Element data from apps and pages:

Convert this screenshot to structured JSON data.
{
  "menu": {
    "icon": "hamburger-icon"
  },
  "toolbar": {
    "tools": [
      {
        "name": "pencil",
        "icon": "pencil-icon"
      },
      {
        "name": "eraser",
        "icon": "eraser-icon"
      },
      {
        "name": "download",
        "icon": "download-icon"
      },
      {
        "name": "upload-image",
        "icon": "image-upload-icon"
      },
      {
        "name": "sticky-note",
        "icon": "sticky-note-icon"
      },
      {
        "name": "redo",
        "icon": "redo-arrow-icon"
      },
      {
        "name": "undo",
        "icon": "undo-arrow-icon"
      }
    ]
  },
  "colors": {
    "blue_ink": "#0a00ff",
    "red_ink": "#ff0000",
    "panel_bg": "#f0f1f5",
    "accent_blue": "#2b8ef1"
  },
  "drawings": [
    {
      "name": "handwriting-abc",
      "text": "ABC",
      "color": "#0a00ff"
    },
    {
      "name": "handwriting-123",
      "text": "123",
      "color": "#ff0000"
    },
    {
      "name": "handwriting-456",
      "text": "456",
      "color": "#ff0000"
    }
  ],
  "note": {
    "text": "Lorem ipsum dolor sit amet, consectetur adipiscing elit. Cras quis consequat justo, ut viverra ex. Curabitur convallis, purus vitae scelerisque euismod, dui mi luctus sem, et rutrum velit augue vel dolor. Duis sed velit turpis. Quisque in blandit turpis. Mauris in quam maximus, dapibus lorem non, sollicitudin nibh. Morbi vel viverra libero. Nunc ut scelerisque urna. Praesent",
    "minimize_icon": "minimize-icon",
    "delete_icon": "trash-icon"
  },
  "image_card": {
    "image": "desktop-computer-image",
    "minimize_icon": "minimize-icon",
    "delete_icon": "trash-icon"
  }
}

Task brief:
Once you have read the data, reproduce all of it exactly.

Answer space:
Convert this screenshot to structured JSON data.
{
  "menu": {
    "icon": "hamburger-icon"
  },
  "toolbar": {
    "tools": [
      {
        "name": "pencil",
        "icon": "pencil-icon"
      },
      {
        "name": "eraser",
        "icon": "eraser-icon"
      },
      {
        "name": "download",
        "icon": "download-icon"
      },
      {
        "name": "upload-image",
        "icon": "image-upload-icon"
      },
      {
        "name": "sticky-note",
        "icon": "sticky-note-icon"
      },
      {
        "name": "redo",
        "icon": "redo-arrow-icon"
      },
      {
        "name": "undo",
        "icon": "undo-arrow-icon"
      }
    ]
  },
  "colors": {
    "blue_ink": "#0a00ff",
    "red_ink": "#ff0000",
    "panel_bg": "#f0f1f5",
    "accent_blue": "#2b8ef1"
  },
  "drawings": [
    {
      "name": "handwriting-abc",
      "text": "ABC",
      "color": "#0a00ff"
    },
    {
      "name": "handwriting-123",
      "text": "123",
      "color": "#ff0000"
    },
    {
      "name": "handwriting-456",
      "text": "456",
      "color": "#ff0000"
    }
  ],
  "note": {
    "text": "Lorem ipsum dolor sit amet, consectetur adipiscing elit. Cras quis consequat justo, ut viverra ex. Curabitur convallis, purus vitae scelerisque euismod, dui mi luctus sem, et rutrum velit augue vel dolor. Duis sed velit turpis. Quisque in blandit turpis. Mauris in quam maximus, dapibus lorem non, sollicitudin nibh. Morbi vel viverra libero. Nunc ut scelerisque urna. Praesent",
    "minimize_icon": "minimize-icon",
    "delete_icon": "trash-icon"
  },
  "image_card": {
    "image": "desktop-computer-image",
    "minimize_icon": "minimize-icon",
    "delete_icon": "trash-icon"
  }
}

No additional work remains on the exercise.